- _BRIEF_: Please reproduce the following records exactly as they appear.

+===+

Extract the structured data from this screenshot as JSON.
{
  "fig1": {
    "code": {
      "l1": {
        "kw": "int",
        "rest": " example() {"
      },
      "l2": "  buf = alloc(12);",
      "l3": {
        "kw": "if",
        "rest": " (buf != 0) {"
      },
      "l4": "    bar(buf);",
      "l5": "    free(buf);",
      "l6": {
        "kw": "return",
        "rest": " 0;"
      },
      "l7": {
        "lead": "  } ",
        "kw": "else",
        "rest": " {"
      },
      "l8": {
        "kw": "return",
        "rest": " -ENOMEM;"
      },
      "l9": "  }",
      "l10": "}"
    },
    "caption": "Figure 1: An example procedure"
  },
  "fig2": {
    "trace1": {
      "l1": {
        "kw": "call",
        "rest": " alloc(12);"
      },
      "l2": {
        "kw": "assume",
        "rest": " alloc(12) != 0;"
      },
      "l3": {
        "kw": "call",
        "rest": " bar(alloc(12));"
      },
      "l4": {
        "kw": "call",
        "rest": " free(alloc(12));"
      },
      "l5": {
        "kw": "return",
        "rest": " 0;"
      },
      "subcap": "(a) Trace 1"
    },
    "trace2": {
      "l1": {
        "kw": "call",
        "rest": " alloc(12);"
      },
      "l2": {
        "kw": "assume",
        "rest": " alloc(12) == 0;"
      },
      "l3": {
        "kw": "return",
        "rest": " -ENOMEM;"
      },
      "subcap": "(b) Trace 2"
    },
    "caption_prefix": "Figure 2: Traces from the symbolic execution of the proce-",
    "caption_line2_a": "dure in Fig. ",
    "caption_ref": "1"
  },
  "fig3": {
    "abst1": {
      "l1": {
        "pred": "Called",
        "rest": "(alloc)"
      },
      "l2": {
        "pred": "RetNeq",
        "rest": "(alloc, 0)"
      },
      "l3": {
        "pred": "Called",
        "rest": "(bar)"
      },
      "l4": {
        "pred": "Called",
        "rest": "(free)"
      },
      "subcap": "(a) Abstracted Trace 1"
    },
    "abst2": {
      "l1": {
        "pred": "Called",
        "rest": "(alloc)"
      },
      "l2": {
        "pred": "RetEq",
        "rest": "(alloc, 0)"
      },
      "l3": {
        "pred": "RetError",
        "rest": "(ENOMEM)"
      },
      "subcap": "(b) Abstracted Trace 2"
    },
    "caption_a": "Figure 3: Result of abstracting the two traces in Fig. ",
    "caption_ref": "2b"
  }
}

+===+

- _ANSWER FOR THIS EXERCISE_:
Extract the structured data from this screenshot as JSON.
{
  "fig1": {
    "code": {
      "l1": {
        "kw": "int",
        "rest": " example() {"
      },
      "l2": "  buf = alloc(12);",
      "l3": {
        "kw": "if",
        "rest": " (buf != 0) {"
      },
      "l4": "    bar(buf);",
      "l5": "    free(buf);",
      "l6": {
        "kw": "return",
        "rest": " 0;"
      },
      "l7": {
        "lead": "  } ",
        "kw": "else",
        "rest": " {"
      },
      "l8": {
        "kw": "return",
        "rest": " -ENOMEM;"
      },
      "l9": "  }",
      "l10": "}"
    },
    "caption": "Figure 1: An example procedure"
  },
  "fig2": {
    "trace1": {
      "l1": {
        "kw": "call",
        "rest": " alloc(12);"
      },
      "l2": {
        "kw": "assume",
        "rest": " alloc(12) != 0;"
      },
      "l3": {
        "kw": "call",
        "rest": " bar(alloc(12));"
      },
      "l4": {
        "kw": "call",
        "rest": " free(alloc(12));"
      },
      "l5": {
        "kw": "return",
        "rest": " 0;"
      },
      "subcap": "(a) Trace 1"
    },
    "trace2": {
      "l1": {
        "kw": "call",
        "rest": " alloc(12);"
      },
      "l2": {
        "kw": "assume",
        "rest": " alloc(12) == 0;"
      },
      "l3": {
        "kw": "return",
        "rest": " -ENOMEM;"
      },
      "subcap": "(b) Trace 2"
    },
    "caption_prefix": "Figure 2: Traces from the symbolic execution of the proce-",
    "caption_line2_a": "dure in Fig. ",
    "caption_ref": "1"
  },
  "fig3": {
    "abst1": {
      "l1": {
        "pred": "Called",
        "rest": "(alloc)"
      },
      "l2": {
        "pred": "RetNeq",
        "rest": "(alloc, 0)"
      },
      "l3": {
        "pred": "Called",
        "rest": "(bar)"
      },
      "l4": {
        "pred": "Called",
        "rest": "(free)"
      },
      "subcap": "(a) Abstracted Trace 1"
    },
    "abst2": {
      "l1": {
        "pred": "Called",
        "rest": "(alloc)"
      },
      "l2": {
        "pred": "RetEq",
        "rest": "(alloc, 0)"
      },
      "l3": {
        "pred": "RetError",
        "rest": "(ENOMEM)"
      },
      "subcap": "(b) Abstracted Trace 2"
    },
    "caption_a": "Figure 3: Result of abstracting the two traces in Fig. ",
    "caption_ref": "2b"
  }
}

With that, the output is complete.